EXTRACTED MATERIAL section start

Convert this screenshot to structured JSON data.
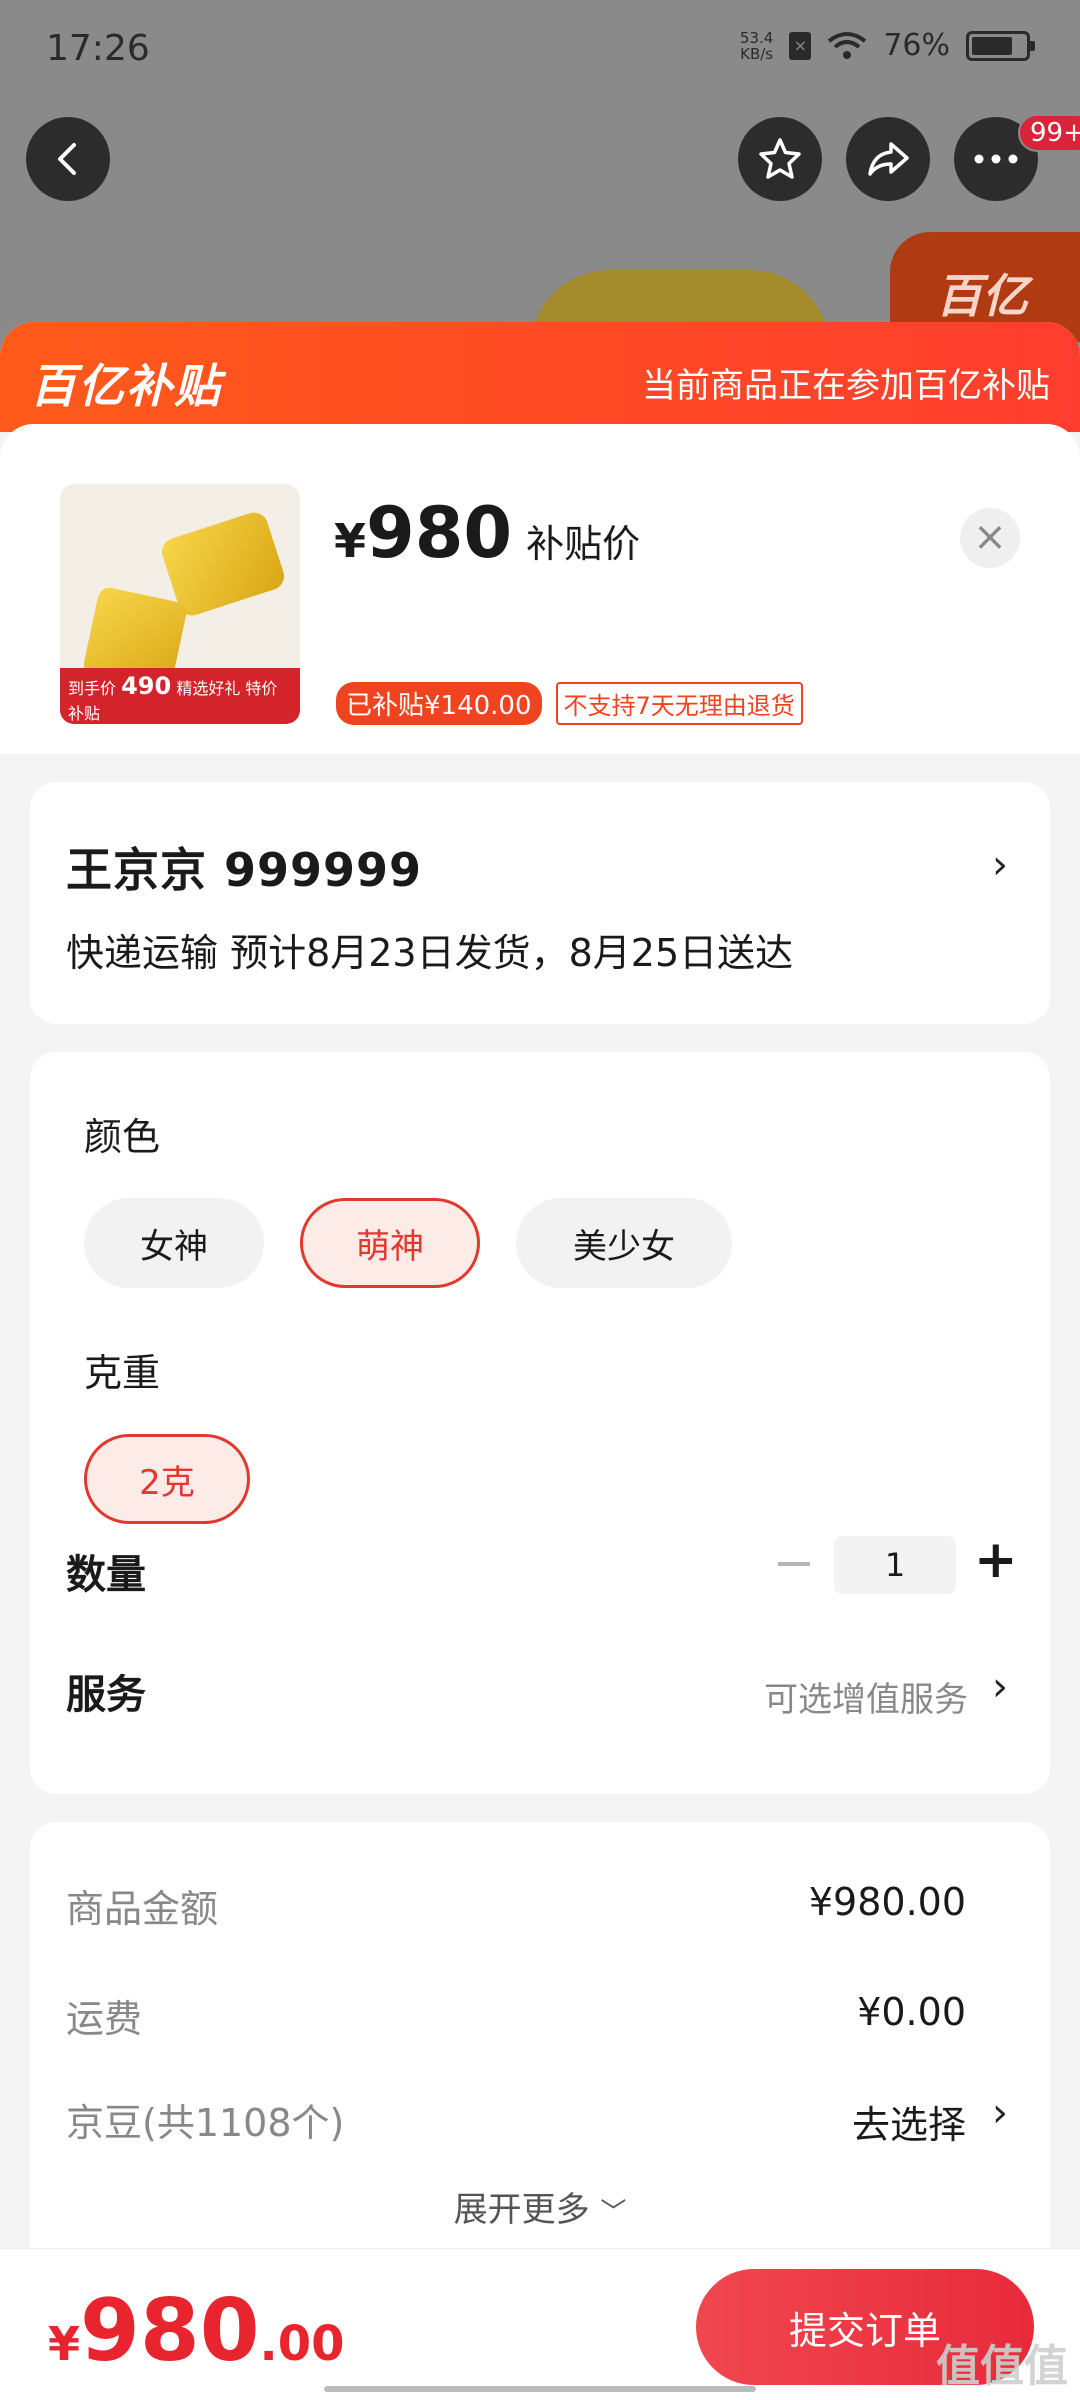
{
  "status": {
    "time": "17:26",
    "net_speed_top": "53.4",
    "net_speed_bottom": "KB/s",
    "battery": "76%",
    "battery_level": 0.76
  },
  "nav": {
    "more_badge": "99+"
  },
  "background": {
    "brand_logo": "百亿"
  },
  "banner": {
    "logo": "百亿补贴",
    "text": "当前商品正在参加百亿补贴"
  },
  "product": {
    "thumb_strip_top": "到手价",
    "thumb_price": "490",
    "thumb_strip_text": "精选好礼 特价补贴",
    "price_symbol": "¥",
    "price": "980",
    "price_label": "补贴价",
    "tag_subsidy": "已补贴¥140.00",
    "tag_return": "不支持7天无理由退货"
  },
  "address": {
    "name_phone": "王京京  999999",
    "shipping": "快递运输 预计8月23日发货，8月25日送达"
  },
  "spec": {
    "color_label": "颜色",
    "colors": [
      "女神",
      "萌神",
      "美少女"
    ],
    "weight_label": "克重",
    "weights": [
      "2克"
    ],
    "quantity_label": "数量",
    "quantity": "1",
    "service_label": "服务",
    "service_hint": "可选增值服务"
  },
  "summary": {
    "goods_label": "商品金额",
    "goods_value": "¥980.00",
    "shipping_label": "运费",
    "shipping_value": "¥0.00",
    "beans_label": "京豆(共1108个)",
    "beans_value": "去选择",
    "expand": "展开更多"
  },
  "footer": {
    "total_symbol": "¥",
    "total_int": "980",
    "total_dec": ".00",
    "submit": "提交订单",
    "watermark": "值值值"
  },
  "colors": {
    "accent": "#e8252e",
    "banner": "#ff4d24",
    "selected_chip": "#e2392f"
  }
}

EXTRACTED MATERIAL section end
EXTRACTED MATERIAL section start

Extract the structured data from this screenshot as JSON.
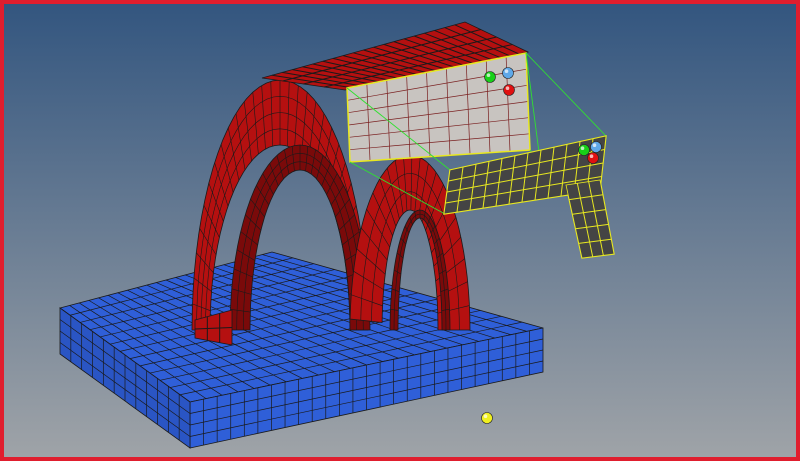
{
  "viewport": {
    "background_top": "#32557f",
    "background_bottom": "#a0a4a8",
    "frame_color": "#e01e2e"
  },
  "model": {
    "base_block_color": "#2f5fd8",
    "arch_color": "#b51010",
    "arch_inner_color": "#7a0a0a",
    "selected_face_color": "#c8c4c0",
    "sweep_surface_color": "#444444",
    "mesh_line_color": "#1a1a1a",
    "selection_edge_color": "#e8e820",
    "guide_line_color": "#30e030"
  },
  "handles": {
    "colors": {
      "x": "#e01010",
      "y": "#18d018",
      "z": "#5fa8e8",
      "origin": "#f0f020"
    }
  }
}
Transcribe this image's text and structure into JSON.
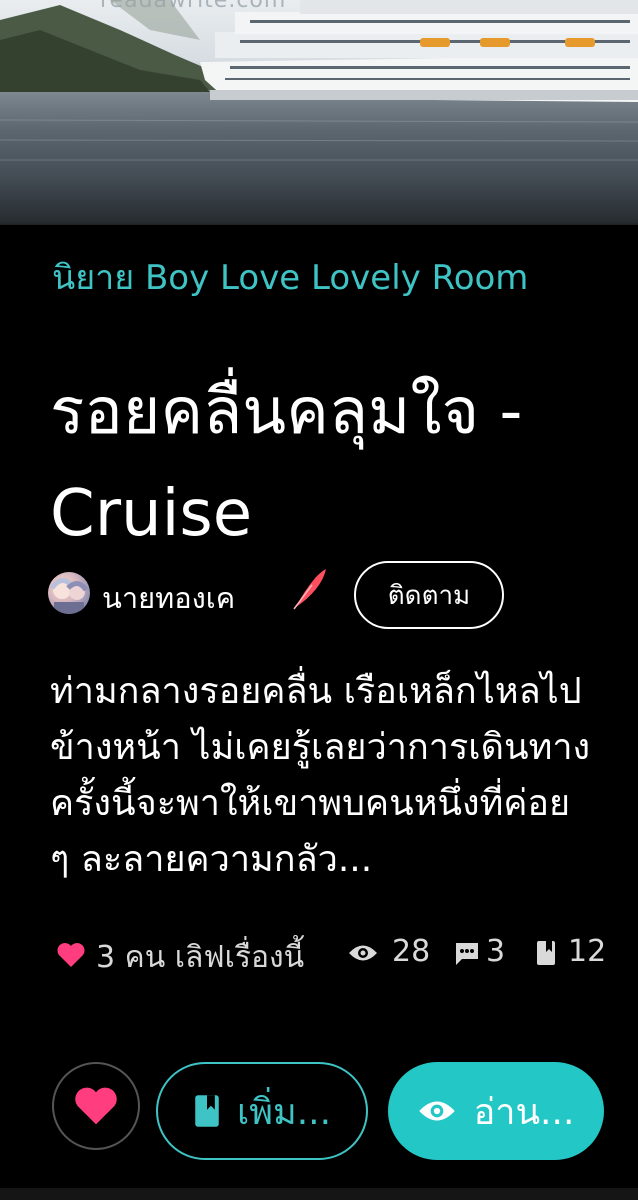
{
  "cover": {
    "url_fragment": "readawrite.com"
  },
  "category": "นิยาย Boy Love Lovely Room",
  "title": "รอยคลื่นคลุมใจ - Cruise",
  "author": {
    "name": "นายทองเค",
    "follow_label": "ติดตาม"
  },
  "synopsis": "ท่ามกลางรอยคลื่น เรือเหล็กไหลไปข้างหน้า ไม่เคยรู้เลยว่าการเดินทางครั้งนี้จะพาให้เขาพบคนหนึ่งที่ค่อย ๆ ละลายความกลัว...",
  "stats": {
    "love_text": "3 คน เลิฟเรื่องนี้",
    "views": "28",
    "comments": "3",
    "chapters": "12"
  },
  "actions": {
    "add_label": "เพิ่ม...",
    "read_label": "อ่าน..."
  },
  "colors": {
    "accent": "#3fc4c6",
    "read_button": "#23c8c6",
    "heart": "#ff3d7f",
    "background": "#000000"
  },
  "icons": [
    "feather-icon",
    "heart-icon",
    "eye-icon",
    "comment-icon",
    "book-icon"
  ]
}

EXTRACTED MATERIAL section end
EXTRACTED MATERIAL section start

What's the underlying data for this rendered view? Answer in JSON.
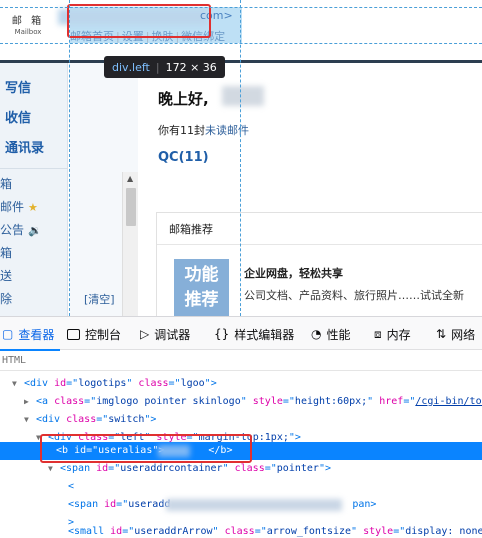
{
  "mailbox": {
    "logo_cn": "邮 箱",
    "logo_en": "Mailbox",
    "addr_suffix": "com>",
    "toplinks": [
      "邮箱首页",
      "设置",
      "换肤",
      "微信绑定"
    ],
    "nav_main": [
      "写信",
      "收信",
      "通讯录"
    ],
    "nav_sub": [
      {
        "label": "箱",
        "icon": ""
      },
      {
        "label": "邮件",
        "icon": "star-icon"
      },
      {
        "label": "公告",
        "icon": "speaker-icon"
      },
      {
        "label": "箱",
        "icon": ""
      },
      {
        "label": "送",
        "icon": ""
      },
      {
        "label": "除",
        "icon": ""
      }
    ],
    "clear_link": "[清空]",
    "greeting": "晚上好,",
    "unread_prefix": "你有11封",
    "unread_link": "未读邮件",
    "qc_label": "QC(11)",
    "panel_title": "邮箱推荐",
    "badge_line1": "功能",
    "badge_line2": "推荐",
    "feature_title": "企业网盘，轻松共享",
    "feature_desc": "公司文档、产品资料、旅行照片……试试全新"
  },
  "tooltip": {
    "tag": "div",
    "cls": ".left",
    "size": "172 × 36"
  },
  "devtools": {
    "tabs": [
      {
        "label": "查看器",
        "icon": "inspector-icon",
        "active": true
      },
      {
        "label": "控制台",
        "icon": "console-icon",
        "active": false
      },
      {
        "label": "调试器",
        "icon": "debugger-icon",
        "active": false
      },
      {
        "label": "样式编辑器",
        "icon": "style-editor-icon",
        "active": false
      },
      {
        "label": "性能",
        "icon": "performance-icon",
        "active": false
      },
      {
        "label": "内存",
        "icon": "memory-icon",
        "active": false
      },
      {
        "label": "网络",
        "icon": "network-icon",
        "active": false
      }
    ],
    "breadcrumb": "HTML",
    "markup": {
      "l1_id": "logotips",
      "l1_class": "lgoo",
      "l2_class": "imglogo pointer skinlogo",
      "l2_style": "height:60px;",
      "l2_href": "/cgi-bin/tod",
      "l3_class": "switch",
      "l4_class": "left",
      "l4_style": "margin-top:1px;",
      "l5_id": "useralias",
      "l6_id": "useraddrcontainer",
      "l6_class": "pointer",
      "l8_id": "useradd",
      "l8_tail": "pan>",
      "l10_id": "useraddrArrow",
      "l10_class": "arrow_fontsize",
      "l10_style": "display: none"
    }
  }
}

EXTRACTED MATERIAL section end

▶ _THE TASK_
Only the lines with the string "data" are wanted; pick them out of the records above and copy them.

▶ _ANSWER SPACE_
Convert this screenshot to structured JSON data.
Extract the structured data from this screenshot as JSON.
What's the underlying data for this rendered view? Answer in JSON.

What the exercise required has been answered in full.